◆ YOUR ASSIGNMENT ◆
Using "true" as the search string, find the matching lines below and copy them.

◆ STORED DATA ◆
______

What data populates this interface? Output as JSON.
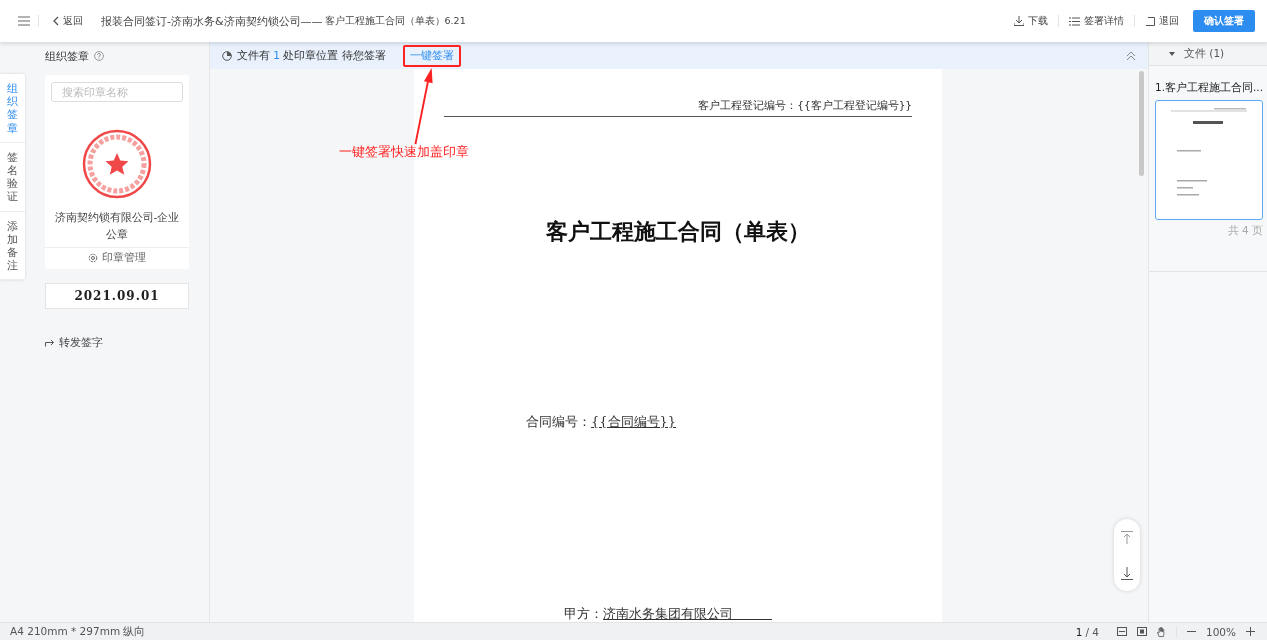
{
  "header": {
    "back": "返回",
    "title": "报装合同签订-济南水务&济南契约锁公司——",
    "subtitle": "客户工程施工合同（单表）6.21",
    "actions": [
      {
        "kind": "download",
        "label": "下载"
      },
      {
        "kind": "details",
        "label": "签署详情"
      },
      {
        "kind": "return",
        "label": "退回"
      }
    ],
    "confirm": "确认签署"
  },
  "side_tabs": [
    {
      "label": "组织签章",
      "selected": true
    },
    {
      "label": "签名验证",
      "selected": false
    },
    {
      "label": "添加备注",
      "selected": false
    }
  ],
  "seal_panel": {
    "title": "组织签章",
    "search": {
      "placeholder": "搜索印章名称"
    },
    "seal_name": "济南契约锁有限公司-企业公章",
    "manage": "印章管理",
    "date": "2021.09.01",
    "forward": "转发签字"
  },
  "notice": {
    "prefix": "文件有",
    "count": "1",
    "suffix": "处印章位置 待您签署",
    "action": "一键签署"
  },
  "annotation": "一键签署快速加盖印章",
  "document": {
    "header_field": "客户工程登记编号：{{客户工程登记编号}}",
    "title": "客户工程施工合同（单表）",
    "contract_no_label": "合同编号：",
    "contract_no": "{{合同编号}}",
    "party_label": "甲方：",
    "party": "济南水务集团有限公司"
  },
  "files": {
    "header": "文件 (1)",
    "items": [
      {
        "name": "1.客户工程施工合同...",
        "selected": true,
        "pages": "共 4 页"
      }
    ]
  },
  "status_bar": {
    "paper": "A4 210mm * 297mm 纵向",
    "page": "1",
    "total": "/ 4",
    "zoom": "100%"
  }
}
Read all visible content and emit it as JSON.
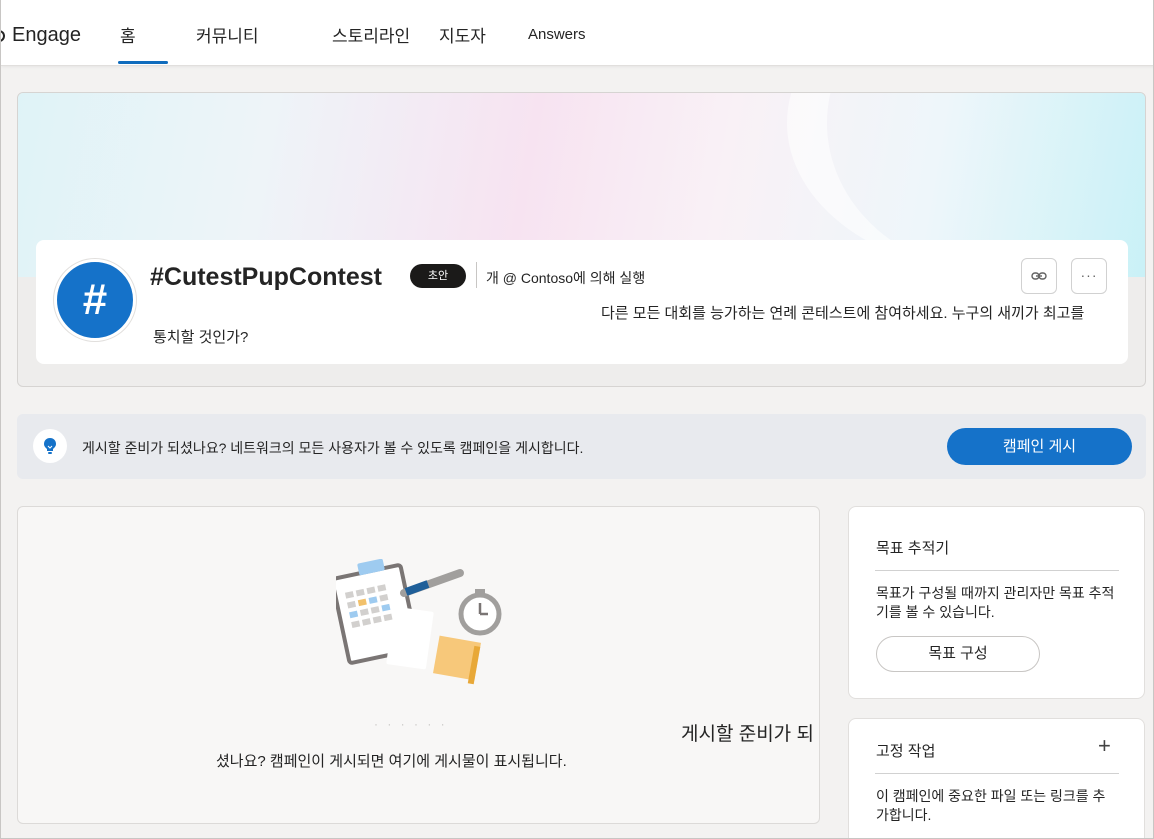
{
  "topnav": {
    "brand": "Engage",
    "tabs": [
      {
        "label": "홈",
        "active": true
      },
      {
        "label": "커뮤니티"
      },
      {
        "label": "스토리라인"
      },
      {
        "label": "지도자"
      },
      {
        "label": "Answers"
      }
    ]
  },
  "campaign": {
    "icon_glyph": "#",
    "title": "#CutestPupContest",
    "status_badge": "초안",
    "run_by": "개 @ Contoso에 의해 실행",
    "link_icon": "link-icon",
    "more_icon": "more-icon",
    "description_line1": "다른 모든 대회를 능가하는 연례 콘테스트에 참여하세요. 누구의 새끼가 최고를",
    "description_line2": "통치할 것인가?"
  },
  "publish_banner": {
    "icon": "lightbulb-icon",
    "text": "게시할 준비가 되셨나요? 네트워크의 모든 사용자가 볼 수 있도록 캠페인을 게시합니다.",
    "button_label": "캠페인 게시"
  },
  "feed": {
    "empty_text_part1": "게시할 준비가 되",
    "empty_text_part2": "셨나요? 캠페인이 게시되면 여기에 게시물이 표시됩니다."
  },
  "goal_tracker": {
    "title": "목표 추적기",
    "body": "목표가 구성될 때까지 관리자만 목표 추적기를 볼 수 있습니다.",
    "button_label": "목표 구성"
  },
  "pinned": {
    "title": "고정 작업",
    "add_icon": "plus-icon",
    "body": "이 캠페인에 중요한 파일 또는 링크를 추가합니다."
  },
  "colors": {
    "accent": "#1572c9",
    "nav_underline": "#0f6cbd",
    "badge_bg": "#1b1a19"
  }
}
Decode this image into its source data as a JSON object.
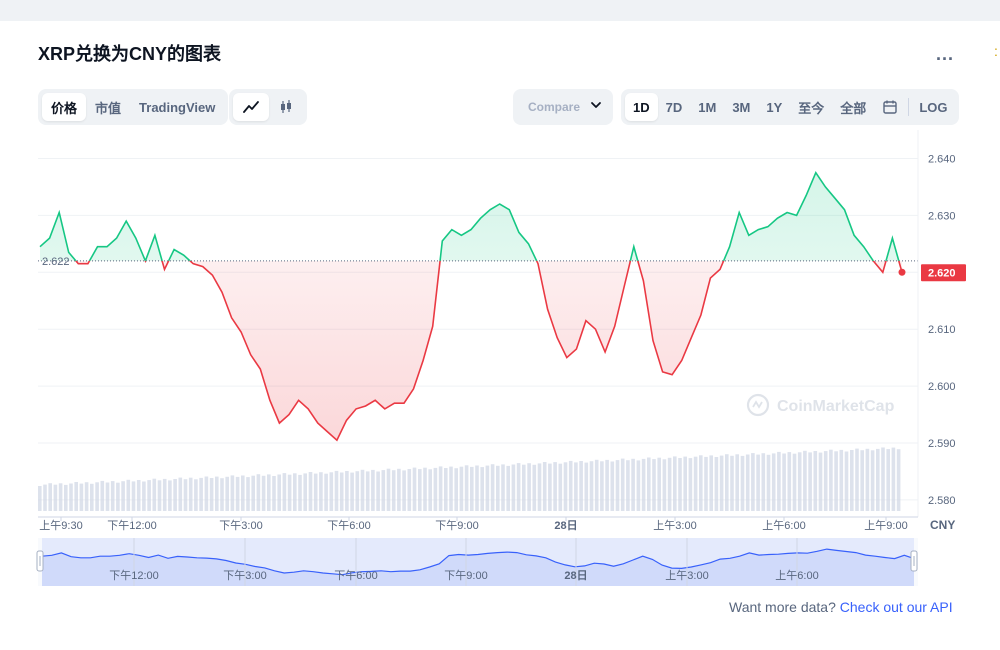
{
  "title": "XRP兑换为CNY的图表",
  "more_label": "...",
  "view_tabs": [
    {
      "label": "价格",
      "active": true
    },
    {
      "label": "市值",
      "active": false
    },
    {
      "label": "TradingView",
      "active": false
    }
  ],
  "chart_type_icons": [
    "line-chart-icon",
    "candlestick-icon"
  ],
  "compare_label": "Compare",
  "range_tabs": [
    {
      "label": "1D",
      "active": true
    },
    {
      "label": "7D",
      "active": false
    },
    {
      "label": "1M",
      "active": false
    },
    {
      "label": "3M",
      "active": false
    },
    {
      "label": "1Y",
      "active": false
    },
    {
      "label": "至今",
      "active": false
    },
    {
      "label": "全部",
      "active": false
    }
  ],
  "log_label": "LOG",
  "footer": {
    "text": "Want more data?",
    "link": "Check out our API"
  },
  "watermark": "CoinMarketCap",
  "colors": {
    "up": "#16c784",
    "down": "#ea3943",
    "accent": "#3861fb",
    "navigator": "#dde4fb"
  },
  "chart_data": {
    "type": "area",
    "currency_label": "CNY",
    "ylim": [
      2.577,
      2.645
    ],
    "y_ticks": [
      "2.640",
      "2.630",
      "2.620",
      "2.610",
      "2.600",
      "2.590",
      "2.580"
    ],
    "x_ticks": [
      "上午9:30",
      "下午12:00",
      "下午3:00",
      "下午6:00",
      "下午9:00",
      "28日",
      "上午3:00",
      "上午6:00",
      "上午9:00"
    ],
    "navigator_ticks": [
      "下午12:00",
      "下午3:00",
      "下午6:00",
      "下午9:00",
      "28日",
      "上午3:00",
      "上午6:00"
    ],
    "open_price": 2.622,
    "open_label": "2.622",
    "last_price": 2.62,
    "last_label": "2.620",
    "x": [
      0,
      10,
      20,
      30,
      40,
      50,
      60,
      70,
      80,
      90,
      100,
      110,
      120,
      130,
      140,
      150,
      160,
      170,
      180,
      190,
      200,
      210,
      220,
      230,
      240,
      250,
      260,
      270,
      280,
      290,
      300,
      310,
      320,
      330,
      340,
      350,
      360,
      370,
      380,
      390,
      400,
      410,
      420,
      430,
      440,
      450,
      460,
      470,
      480,
      490,
      500,
      510,
      520,
      530,
      540,
      550,
      560,
      570,
      580,
      590,
      600,
      610,
      620,
      630,
      640,
      650,
      660,
      670,
      680,
      690,
      700,
      710,
      720,
      730,
      740,
      750,
      760,
      770,
      780,
      790,
      800,
      810,
      820,
      830,
      840,
      850,
      860,
      870,
      880,
      890,
      900
    ],
    "values": [
      2.6245,
      2.626,
      2.6305,
      2.6235,
      2.6215,
      2.6215,
      2.6245,
      2.6245,
      2.626,
      2.629,
      2.626,
      2.622,
      2.6265,
      2.6205,
      2.624,
      2.623,
      2.6215,
      2.621,
      2.6195,
      2.6165,
      2.612,
      2.6095,
      2.6055,
      2.603,
      2.5975,
      2.5935,
      2.595,
      2.5975,
      2.596,
      2.5935,
      2.592,
      2.5905,
      2.594,
      2.596,
      2.5965,
      2.5975,
      2.596,
      2.597,
      2.597,
      2.5995,
      2.6045,
      2.6105,
      2.6255,
      2.6275,
      2.6265,
      2.6275,
      2.6295,
      2.631,
      2.632,
      2.631,
      2.627,
      2.625,
      2.6215,
      2.6135,
      2.6085,
      2.605,
      2.6065,
      2.6115,
      2.61,
      2.606,
      2.6105,
      2.6175,
      2.6245,
      2.6185,
      2.608,
      2.6025,
      2.602,
      2.6045,
      2.6085,
      2.6125,
      2.619,
      2.6205,
      2.6245,
      2.6305,
      2.6265,
      2.6275,
      2.628,
      2.6295,
      2.6305,
      2.63,
      2.6335,
      2.6375,
      2.635,
      2.633,
      2.631,
      2.6265,
      2.6245,
      2.622,
      2.62,
      2.626,
      2.62
    ],
    "volume_note": "volume bars rising gradually"
  }
}
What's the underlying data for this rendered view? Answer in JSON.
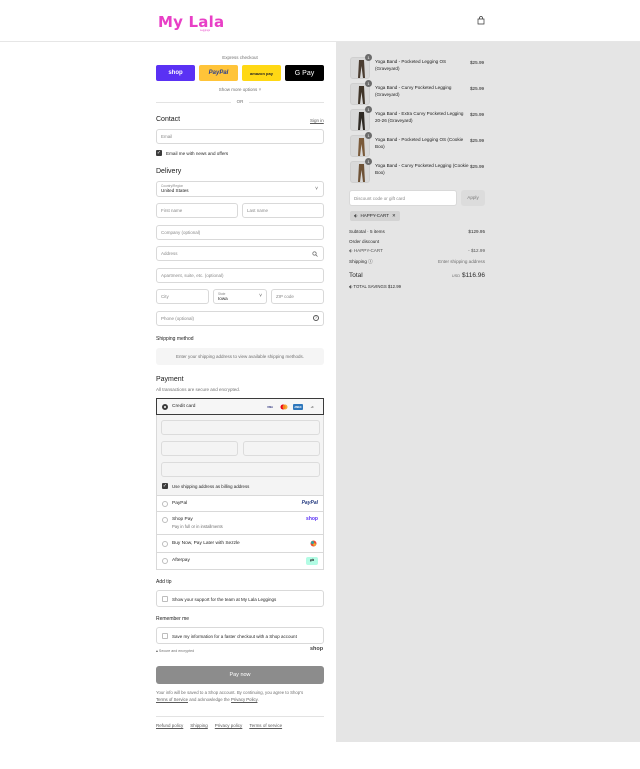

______

◆ ANSWER ◆
      "selected": true
        "selected": true,
        "active": true
      "active": true
      "active": true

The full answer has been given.